--- YOUR TASK ---
Using the entries below, copy out all lines where "title" is found.

--- DATA FOR THE TASK ---
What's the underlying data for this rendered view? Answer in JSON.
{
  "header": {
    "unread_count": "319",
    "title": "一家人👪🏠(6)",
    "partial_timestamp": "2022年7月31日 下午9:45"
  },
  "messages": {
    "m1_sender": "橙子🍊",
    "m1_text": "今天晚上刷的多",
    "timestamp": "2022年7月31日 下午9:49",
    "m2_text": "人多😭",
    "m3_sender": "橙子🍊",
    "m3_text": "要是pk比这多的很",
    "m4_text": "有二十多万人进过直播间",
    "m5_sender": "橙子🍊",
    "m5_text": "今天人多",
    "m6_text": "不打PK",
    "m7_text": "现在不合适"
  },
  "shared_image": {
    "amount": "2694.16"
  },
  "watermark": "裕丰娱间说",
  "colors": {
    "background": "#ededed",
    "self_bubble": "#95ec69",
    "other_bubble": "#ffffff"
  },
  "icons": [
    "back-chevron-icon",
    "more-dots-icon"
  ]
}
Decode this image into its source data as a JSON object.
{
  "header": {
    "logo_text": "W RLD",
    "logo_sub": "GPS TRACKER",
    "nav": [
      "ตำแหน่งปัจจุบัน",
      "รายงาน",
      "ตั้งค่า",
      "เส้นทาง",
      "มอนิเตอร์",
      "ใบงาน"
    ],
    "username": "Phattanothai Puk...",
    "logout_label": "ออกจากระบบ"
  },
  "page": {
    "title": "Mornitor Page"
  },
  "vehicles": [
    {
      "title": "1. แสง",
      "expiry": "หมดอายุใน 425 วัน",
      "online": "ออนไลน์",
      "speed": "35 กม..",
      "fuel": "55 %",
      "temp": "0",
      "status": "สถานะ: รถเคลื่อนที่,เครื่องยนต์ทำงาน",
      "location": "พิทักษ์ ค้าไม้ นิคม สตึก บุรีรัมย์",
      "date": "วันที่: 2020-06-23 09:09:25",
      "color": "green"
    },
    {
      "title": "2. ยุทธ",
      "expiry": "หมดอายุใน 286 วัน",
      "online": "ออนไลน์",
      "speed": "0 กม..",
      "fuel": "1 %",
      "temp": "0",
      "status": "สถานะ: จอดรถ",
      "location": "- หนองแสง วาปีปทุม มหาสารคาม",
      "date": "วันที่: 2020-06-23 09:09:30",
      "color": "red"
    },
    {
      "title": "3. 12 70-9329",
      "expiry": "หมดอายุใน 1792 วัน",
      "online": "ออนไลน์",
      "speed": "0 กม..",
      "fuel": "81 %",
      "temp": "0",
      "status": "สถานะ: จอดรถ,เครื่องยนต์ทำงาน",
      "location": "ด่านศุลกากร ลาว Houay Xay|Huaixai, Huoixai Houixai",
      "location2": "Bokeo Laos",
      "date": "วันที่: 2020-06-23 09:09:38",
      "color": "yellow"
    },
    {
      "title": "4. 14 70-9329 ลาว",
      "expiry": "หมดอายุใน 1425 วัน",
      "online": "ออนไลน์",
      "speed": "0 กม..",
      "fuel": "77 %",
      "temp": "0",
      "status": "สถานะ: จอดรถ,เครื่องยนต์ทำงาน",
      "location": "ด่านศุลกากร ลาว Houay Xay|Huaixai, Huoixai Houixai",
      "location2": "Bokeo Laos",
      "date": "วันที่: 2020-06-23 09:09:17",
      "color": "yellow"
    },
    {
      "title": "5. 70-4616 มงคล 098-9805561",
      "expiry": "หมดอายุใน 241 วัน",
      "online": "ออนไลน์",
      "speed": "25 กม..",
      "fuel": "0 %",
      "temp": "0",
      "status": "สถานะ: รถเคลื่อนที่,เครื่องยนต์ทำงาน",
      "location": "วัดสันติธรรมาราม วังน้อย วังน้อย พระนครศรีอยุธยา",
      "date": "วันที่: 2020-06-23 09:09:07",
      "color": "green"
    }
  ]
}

--- SOLUTION TO THIS PROBLEM ---
    "title": "一家人👪🏠(6)",
    "title": "Mornitor Page"
      "title": "1. แสง",
      "title": "2. ยุทธ",
      "title": "3. 12 70-9329",
      "title": "4. 14 70-9329 ลาว",
      "title": "5. 70-4616 มงคล 098-9805561",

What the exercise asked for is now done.